* Try it
From the records below, take each line where the string "image" shows up and copy it.

* Data for this exercise
=== Section Start ===
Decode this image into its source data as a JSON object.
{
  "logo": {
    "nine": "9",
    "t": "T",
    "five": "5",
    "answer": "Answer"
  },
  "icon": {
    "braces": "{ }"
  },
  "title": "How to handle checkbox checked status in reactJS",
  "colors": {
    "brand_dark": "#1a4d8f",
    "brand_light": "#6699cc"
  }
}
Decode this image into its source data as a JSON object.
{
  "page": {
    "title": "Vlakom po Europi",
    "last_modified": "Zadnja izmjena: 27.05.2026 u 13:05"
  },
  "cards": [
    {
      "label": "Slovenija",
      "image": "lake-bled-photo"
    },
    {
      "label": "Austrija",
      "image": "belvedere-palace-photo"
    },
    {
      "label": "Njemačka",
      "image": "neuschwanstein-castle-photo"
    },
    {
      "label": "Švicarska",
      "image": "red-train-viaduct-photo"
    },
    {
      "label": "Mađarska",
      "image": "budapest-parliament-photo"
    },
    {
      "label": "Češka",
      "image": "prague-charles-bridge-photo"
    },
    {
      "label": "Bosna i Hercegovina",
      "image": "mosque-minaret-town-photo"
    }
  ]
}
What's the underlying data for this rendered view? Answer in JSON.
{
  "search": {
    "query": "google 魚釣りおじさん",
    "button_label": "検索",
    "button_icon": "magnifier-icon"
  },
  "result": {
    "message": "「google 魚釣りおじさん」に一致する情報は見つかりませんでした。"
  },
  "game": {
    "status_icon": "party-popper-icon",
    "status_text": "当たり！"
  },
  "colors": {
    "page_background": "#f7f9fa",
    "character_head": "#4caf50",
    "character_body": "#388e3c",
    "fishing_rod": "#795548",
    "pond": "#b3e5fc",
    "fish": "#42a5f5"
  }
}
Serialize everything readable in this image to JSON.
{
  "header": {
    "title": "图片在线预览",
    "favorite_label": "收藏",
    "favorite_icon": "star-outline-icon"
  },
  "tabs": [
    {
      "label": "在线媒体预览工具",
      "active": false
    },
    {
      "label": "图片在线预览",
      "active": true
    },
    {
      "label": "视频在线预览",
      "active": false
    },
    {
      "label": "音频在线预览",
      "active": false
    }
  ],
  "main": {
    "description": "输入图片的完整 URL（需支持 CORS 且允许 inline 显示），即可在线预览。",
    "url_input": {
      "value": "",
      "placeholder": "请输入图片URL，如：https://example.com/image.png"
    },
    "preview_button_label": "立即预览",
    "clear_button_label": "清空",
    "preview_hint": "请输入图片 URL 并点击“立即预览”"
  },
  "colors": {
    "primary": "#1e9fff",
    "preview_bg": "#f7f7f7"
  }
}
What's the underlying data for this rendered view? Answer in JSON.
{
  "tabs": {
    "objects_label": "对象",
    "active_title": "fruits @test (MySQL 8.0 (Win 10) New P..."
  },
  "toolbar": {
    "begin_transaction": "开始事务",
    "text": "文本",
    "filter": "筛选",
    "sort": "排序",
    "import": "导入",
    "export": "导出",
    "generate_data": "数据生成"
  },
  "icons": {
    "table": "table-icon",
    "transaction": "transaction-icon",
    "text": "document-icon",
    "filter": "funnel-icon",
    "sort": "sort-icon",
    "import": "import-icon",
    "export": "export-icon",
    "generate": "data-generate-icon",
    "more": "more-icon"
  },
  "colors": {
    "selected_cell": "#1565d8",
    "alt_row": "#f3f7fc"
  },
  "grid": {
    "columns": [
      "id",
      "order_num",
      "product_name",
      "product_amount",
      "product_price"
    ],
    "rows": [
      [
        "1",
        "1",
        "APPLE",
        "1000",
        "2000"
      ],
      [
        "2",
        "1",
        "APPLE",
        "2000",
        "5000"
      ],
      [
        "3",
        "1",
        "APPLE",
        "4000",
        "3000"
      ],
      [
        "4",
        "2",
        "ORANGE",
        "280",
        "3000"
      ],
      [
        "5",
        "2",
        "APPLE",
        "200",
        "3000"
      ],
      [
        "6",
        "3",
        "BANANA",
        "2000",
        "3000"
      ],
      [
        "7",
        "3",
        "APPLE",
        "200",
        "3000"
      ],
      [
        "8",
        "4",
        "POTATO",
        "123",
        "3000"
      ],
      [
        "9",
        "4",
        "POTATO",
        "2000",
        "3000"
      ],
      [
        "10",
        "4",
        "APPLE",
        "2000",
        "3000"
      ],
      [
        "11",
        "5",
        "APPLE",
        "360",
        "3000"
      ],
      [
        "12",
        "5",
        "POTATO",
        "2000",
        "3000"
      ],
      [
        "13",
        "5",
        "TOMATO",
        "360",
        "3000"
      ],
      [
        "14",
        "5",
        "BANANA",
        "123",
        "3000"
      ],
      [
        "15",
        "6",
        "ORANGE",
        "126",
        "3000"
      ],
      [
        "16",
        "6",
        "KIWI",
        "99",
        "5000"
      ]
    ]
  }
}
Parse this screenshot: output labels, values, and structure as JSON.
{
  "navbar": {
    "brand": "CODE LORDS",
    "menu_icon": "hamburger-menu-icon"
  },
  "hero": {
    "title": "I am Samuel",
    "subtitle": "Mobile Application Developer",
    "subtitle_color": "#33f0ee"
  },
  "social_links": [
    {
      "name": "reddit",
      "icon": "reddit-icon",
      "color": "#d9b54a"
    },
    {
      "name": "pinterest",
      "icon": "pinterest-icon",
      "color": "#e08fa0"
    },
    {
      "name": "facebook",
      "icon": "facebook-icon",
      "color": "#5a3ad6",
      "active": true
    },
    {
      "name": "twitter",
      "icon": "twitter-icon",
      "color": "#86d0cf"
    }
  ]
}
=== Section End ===
* Solution for this exercise
Decode this image into its source data as a JSON object.
Decode this image into its source data as a JSON object.
      "image": "lake-bled-photo"
      "image": "belvedere-palace-photo"
      "image": "neuschwanstein-castle-photo"
      "image": "red-train-viaduct-photo"
      "image": "budapest-parliament-photo"
      "image": "prague-charles-bridge-photo"
      "image": "mosque-minaret-town-photo"
Serialize everything readable in this image to JSON.
      "placeholder": "请输入图片URL，如：https://example.com/image.png"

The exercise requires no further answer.